Exercise input |
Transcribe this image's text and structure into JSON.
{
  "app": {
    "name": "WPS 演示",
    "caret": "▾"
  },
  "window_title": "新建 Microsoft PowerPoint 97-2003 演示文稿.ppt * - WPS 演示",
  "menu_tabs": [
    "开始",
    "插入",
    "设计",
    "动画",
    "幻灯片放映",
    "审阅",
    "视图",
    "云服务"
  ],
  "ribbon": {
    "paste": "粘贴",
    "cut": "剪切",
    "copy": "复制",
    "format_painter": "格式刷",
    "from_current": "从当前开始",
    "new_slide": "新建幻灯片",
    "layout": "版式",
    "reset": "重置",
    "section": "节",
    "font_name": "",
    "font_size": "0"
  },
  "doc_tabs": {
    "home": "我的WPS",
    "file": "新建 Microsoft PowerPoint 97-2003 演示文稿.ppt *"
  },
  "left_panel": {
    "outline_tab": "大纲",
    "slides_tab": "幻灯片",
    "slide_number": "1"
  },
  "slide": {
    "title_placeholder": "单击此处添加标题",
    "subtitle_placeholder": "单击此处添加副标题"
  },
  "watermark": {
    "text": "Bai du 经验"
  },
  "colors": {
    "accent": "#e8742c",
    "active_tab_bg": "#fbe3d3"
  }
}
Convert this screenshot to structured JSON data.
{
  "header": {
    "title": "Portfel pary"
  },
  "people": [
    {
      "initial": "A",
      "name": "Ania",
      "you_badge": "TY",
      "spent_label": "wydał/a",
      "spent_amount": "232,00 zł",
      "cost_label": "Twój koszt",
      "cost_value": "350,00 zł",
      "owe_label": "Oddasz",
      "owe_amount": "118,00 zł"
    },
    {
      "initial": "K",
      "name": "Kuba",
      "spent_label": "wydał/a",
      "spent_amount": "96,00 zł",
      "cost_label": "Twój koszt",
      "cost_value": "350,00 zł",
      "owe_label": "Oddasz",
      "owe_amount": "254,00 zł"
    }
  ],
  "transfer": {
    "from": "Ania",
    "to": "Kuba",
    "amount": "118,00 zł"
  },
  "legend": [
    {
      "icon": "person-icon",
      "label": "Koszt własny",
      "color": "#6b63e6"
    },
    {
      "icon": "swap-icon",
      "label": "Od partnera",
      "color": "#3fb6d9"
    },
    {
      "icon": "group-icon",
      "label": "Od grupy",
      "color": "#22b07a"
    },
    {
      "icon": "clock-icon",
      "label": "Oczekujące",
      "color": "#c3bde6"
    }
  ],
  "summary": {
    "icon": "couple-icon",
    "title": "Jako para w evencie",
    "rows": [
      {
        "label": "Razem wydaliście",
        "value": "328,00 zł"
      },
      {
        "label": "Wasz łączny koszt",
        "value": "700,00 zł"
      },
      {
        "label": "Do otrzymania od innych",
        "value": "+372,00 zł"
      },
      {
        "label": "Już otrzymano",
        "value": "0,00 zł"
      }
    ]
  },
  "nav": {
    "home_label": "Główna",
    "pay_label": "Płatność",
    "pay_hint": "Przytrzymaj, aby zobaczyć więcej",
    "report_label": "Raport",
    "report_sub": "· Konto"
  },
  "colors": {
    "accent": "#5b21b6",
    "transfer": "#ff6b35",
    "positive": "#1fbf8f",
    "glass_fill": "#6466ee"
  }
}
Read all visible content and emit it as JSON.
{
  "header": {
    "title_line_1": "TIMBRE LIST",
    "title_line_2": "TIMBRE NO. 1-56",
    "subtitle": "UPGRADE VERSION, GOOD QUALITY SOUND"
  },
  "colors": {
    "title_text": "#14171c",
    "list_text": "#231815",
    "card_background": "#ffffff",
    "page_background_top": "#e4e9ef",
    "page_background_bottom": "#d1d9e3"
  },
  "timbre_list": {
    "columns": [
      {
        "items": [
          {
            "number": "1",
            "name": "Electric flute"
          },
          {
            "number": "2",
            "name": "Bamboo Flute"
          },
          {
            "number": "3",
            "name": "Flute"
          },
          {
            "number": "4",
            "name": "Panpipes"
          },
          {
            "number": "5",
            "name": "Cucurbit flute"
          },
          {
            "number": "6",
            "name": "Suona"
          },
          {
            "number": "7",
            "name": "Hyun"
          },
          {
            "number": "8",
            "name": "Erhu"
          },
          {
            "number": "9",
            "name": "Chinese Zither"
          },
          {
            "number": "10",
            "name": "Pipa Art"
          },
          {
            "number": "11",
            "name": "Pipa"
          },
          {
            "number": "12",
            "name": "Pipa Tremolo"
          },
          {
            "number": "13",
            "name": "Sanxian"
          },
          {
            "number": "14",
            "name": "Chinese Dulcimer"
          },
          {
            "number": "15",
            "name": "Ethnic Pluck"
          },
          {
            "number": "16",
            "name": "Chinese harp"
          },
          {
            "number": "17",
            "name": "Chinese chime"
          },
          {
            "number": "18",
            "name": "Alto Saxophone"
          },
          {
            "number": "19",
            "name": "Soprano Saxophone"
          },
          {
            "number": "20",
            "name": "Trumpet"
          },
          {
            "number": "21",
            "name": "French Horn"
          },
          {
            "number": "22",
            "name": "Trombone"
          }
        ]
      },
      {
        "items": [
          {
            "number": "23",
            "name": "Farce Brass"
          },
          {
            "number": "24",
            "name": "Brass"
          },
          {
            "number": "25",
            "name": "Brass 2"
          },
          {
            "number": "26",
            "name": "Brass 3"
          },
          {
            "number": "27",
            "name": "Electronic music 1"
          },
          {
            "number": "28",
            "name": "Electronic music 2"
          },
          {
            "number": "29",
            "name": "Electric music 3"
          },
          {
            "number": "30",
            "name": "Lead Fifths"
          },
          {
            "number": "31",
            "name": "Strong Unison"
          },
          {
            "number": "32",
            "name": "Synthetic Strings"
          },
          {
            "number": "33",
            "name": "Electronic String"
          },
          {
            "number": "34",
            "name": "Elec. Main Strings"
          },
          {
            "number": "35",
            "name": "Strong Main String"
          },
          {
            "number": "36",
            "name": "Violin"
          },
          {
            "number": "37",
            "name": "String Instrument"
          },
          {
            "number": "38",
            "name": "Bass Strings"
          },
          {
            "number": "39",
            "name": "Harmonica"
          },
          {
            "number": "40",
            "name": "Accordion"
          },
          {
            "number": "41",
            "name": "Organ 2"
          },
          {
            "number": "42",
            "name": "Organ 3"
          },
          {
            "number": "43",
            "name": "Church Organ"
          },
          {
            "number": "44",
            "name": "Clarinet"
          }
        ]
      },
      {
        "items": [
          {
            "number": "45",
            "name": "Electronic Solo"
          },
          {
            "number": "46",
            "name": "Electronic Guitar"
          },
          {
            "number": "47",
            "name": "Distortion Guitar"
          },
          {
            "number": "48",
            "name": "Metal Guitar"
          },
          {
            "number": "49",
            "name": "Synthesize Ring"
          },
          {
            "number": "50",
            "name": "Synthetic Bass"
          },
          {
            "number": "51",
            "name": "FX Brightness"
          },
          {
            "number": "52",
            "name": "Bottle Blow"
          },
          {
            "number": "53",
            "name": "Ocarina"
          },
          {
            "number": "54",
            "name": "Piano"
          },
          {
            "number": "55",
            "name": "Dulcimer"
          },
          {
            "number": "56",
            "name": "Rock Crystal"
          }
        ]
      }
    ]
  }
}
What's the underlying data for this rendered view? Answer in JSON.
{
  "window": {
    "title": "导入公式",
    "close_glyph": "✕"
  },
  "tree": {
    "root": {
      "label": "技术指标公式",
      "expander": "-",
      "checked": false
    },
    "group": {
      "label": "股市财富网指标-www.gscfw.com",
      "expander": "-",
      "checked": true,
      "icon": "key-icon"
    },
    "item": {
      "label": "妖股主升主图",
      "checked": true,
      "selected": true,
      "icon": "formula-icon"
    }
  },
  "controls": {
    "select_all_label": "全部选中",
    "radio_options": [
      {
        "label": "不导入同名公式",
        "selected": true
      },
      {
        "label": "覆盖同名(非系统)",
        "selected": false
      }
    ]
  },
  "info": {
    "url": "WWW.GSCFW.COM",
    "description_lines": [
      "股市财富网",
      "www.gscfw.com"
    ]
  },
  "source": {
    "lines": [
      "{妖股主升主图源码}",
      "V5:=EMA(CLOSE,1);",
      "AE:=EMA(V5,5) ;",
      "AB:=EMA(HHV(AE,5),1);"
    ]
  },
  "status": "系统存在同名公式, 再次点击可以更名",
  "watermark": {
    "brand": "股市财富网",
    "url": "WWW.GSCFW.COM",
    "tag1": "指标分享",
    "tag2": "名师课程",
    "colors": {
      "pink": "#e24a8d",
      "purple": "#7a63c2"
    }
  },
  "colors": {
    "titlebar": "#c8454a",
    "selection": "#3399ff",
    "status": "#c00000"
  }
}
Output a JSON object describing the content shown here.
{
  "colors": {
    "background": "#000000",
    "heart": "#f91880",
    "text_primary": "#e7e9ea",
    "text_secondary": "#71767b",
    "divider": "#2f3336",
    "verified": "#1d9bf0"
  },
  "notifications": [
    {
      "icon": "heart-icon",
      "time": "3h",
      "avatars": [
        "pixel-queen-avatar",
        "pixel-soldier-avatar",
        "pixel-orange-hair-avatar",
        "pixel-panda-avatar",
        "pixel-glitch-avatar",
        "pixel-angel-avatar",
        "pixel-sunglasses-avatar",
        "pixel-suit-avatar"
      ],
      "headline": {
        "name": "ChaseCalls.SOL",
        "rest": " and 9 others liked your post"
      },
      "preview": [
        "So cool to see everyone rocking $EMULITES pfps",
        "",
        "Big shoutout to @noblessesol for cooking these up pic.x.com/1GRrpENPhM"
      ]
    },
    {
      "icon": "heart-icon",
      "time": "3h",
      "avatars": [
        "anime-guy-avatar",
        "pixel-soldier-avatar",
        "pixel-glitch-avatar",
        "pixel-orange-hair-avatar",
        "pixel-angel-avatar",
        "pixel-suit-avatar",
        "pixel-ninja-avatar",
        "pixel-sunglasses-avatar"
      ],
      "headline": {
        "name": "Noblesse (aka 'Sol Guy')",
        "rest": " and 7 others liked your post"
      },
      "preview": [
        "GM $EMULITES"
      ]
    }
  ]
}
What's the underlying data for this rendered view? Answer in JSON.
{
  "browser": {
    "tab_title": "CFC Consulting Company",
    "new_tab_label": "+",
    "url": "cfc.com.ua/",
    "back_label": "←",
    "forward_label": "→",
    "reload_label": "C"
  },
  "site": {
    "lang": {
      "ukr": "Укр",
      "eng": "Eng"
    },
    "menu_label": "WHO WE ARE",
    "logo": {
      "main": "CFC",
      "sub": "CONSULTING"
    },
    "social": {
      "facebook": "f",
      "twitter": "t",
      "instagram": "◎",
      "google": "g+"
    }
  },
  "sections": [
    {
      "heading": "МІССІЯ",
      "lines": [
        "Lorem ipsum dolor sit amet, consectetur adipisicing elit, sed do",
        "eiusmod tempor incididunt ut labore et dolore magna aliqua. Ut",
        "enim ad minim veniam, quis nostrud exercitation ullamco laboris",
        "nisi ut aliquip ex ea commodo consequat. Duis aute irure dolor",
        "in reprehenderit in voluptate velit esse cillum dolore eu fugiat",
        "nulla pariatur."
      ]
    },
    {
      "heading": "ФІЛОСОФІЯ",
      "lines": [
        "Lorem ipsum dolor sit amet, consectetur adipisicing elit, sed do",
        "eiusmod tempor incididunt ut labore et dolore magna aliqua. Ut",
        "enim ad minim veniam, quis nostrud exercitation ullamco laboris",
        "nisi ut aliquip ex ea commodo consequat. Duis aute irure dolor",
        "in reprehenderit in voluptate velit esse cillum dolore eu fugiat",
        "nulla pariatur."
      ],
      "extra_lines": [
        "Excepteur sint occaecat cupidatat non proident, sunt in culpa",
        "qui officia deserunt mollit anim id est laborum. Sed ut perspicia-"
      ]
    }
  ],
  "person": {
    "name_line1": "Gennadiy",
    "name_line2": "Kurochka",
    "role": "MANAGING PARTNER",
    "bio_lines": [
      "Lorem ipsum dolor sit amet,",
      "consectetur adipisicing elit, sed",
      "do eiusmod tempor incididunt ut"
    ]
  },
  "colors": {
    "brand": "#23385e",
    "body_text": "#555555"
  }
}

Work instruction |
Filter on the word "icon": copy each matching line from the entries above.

Solved exercise |
      "icon": "person-icon",
      "icon": "swap-icon",
      "icon": "group-icon",
      "icon": "clock-icon",
    "icon": "couple-icon",
      "icon": "key-icon"
      "icon": "formula-icon"
      "icon": "heart-icon",
      "icon": "heart-icon",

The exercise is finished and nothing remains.